Parylene is a unique and versatile polymer coating. Recently, it has gained some popularity thanks to the many benefits and uses it has. In fact, today, parylene conformal coatings, or PCT, can be used in virtually every industry across the globe.
The name parylene is a generic term used for a series of different polymers that are based on paraxylene. The parylenes are created by the pyrolysis of a specific dimer (di-p-xylene) in a vacuum. This vapor will then be deposited on the substrate, which remains at room temperature in the vacuum chamber. This vapor phase deposit ensures the product creates a continuous film that conforms to the substrate it is being deposited on.

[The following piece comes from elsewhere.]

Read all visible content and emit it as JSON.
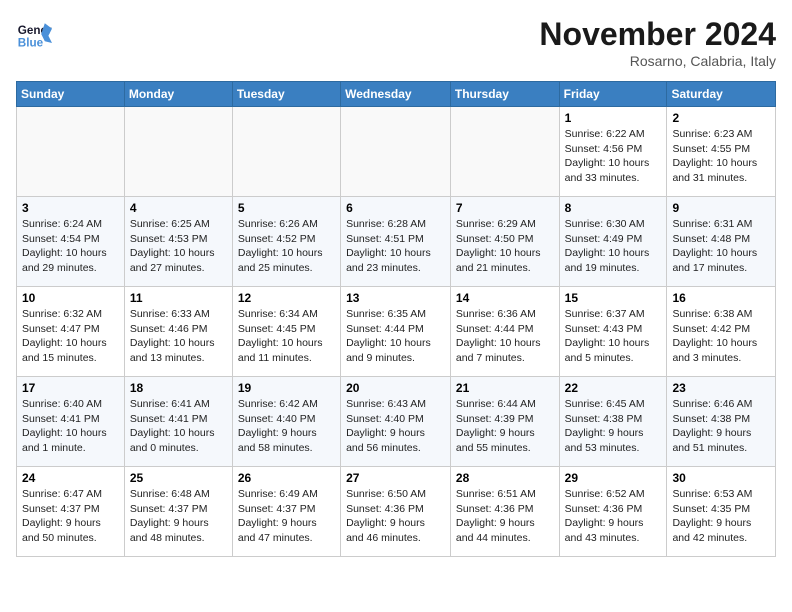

Unlike traditional liquid coatings, the parylene will create a uniform coating on all sharp points as well as hard-to-get-to crevices and corners. Also, since the coating is entirely pinhole-free, it offers an unbeatable barrier of protection from the outside environment. In fact, these coatings provide a superior level of protection against gases, solvents, chemicals, and moisture. Keep reading to learn about some of the unique and popular uses for this coating.
Thanks to the characteristics mentioned above, parylene is now considered the top option for use on circuit boards and wire-wound devices like stators and electric motors. In addition to the specialized protection capabilities, parylene also offers electrical insulation properties, a low dielectric constant, and a low friction coefficient.
Today, LED Light Emitting Diodes are a popular form of light. They have replaced the more common and widely used filament bulbs found in streetlights, traffic signage, outdoor ads, car headlights, and more. LEDs are also considered more energy friendly and reliable, but they do have a few unique challenges that other bulbs do not face.
For example, LEDs are much more susceptible to ultraviolet light when exposed to the sun, heat, and moisture. These are additional situations where parylene is useful. That is because parylene will not distort the light, nor does it add weight to the bulb. While this is true, it still offers a maximum level of protection from UV light, moisture, and heat.
The Medical Industry
When it comes to parylene coatings, the medical industry has the most diverse and widespread uses. The thinner film of the parylene coating is non-toxic, biocompatible, and pinhole-free. As a result, it offers a barrier against inorganic and organic solvents and fluids. It will also effectively withstand all types of sterilization methods, which include autoclave, gamma, and E-beam. Some of the top examples of items that are protected and coated with parylene include catheters, hypo needles, medicine bottles, coronary stents, hearing aids, and implantable devices.
Several of the complex components found in vehicles and electronic systems require a coating of parylene. This ensures the parts can continue to operate properly and safely in a harsh environments, including being exposed to salt, oils, cold, and heat.
It is clear the uses for parylene are vast. It is a substance that is used in an array of industries and that offers many benefits.